::: Data shown
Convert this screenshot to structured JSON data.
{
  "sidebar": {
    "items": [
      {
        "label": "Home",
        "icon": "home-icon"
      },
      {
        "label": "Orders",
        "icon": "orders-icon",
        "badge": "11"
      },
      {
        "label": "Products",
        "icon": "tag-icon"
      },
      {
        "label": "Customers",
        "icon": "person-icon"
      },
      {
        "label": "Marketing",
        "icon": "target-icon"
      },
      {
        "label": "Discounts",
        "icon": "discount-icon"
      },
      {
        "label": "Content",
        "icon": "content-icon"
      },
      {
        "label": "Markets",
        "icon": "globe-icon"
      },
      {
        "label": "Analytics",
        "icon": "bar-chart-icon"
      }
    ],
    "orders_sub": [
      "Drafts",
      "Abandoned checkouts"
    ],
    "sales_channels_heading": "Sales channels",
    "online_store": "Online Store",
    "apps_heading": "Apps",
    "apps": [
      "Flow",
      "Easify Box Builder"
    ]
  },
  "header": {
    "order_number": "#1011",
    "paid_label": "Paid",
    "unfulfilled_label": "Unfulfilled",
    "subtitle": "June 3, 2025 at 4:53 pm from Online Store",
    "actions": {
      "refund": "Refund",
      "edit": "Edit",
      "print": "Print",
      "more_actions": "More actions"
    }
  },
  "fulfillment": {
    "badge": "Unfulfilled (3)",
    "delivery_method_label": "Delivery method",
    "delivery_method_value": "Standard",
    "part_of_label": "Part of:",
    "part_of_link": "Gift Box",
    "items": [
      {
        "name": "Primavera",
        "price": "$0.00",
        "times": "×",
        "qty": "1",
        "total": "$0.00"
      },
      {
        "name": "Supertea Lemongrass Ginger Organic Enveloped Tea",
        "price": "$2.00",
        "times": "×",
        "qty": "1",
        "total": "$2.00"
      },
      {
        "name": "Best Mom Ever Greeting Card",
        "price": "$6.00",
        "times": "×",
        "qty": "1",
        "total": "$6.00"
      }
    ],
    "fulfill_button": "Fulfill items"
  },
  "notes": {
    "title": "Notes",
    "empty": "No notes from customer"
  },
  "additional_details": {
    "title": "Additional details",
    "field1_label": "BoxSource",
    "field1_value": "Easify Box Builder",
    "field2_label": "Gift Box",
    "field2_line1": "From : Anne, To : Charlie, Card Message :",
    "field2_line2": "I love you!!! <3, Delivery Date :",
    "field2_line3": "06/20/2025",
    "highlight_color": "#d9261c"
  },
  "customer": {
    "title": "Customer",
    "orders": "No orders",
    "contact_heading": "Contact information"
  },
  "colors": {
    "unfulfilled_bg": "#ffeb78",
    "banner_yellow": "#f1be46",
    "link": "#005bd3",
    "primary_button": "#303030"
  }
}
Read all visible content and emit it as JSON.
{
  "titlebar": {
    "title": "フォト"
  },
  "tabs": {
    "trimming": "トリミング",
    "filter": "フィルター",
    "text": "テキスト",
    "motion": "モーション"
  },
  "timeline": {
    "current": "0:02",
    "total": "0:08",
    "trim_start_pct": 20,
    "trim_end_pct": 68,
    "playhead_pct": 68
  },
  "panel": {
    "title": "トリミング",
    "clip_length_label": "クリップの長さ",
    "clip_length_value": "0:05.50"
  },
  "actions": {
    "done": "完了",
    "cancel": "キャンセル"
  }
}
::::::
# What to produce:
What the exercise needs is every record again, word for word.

# Reply:
Convert this screenshot to structured JSON data.
{
  "sidebar": {
    "items": [
      {
        "label": "Home",
        "icon": "home-icon"
      },
      {
        "label": "Orders",
        "icon": "orders-icon",
        "badge": "11"
      },
      {
        "label": "Products",
        "icon": "tag-icon"
      },
      {
        "label": "Customers",
        "icon": "person-icon"
      },
      {
        "label": "Marketing",
        "icon": "target-icon"
      },
      {
        "label": "Discounts",
        "icon": "discount-icon"
      },
      {
        "label": "Content",
        "icon": "content-icon"
      },
      {
        "label": "Markets",
        "icon": "globe-icon"
      },
      {
        "label": "Analytics",
        "icon": "bar-chart-icon"
      }
    ],
    "orders_sub": [
      "Drafts",
      "Abandoned checkouts"
    ],
    "sales_channels_heading": "Sales channels",
    "online_store": "Online Store",
    "apps_heading": "Apps",
    "apps": [
      "Flow",
      "Easify Box Builder"
    ]
  },
  "header": {
    "order_number": "#1011",
    "paid_label": "Paid",
    "unfulfilled_label": "Unfulfilled",
    "subtitle": "June 3, 2025 at 4:53 pm from Online Store",
    "actions": {
      "refund": "Refund",
      "edit": "Edit",
      "print": "Print",
      "more_actions": "More actions"
    }
  },
  "fulfillment": {
    "badge": "Unfulfilled (3)",
    "delivery_method_label": "Delivery method",
    "delivery_method_value": "Standard",
    "part_of_label": "Part of:",
    "part_of_link": "Gift Box",
    "items": [
      {
        "name": "Primavera",
        "price": "$0.00",
        "times": "×",
        "qty": "1",
        "total": "$0.00"
      },
      {
        "name": "Supertea Lemongrass Ginger Organic Enveloped Tea",
        "price": "$2.00",
        "times": "×",
        "qty": "1",
        "total": "$2.00"
      },
      {
        "name": "Best Mom Ever Greeting Card",
        "price": "$6.00",
        "times": "×",
        "qty": "1",
        "total": "$6.00"
      }
    ],
    "fulfill_button": "Fulfill items"
  },
  "notes": {
    "title": "Notes",
    "empty": "No notes from customer"
  },
  "additional_details": {
    "title": "Additional details",
    "field1_label": "BoxSource",
    "field1_value": "Easify Box Builder",
    "field2_label": "Gift Box",
    "field2_line1": "From : Anne, To : Charlie, Card Message :",
    "field2_line2": "I love you!!! <3, Delivery Date :",
    "field2_line3": "06/20/2025",
    "highlight_color": "#d9261c"
  },
  "customer": {
    "title": "Customer",
    "orders": "No orders",
    "contact_heading": "Contact information"
  },
  "colors": {
    "unfulfilled_bg": "#ffeb78",
    "banner_yellow": "#f1be46",
    "link": "#005bd3",
    "primary_button": "#303030"
  }
}
Read all visible content and emit it as JSON.
{
  "titlebar": {
    "title": "フォト"
  },
  "tabs": {
    "trimming": "トリミング",
    "filter": "フィルター",
    "text": "テキスト",
    "motion": "モーション"
  },
  "timeline": {
    "current": "0:02",
    "total": "0:08",
    "trim_start_pct": 20,
    "trim_end_pct": 68,
    "playhead_pct": 68
  },
  "panel": {
    "title": "トリミング",
    "clip_length_label": "クリップの長さ",
    "clip_length_value": "0:05.50"
  },
  "actions": {
    "done": "完了",
    "cancel": "キャンセル"
  }
}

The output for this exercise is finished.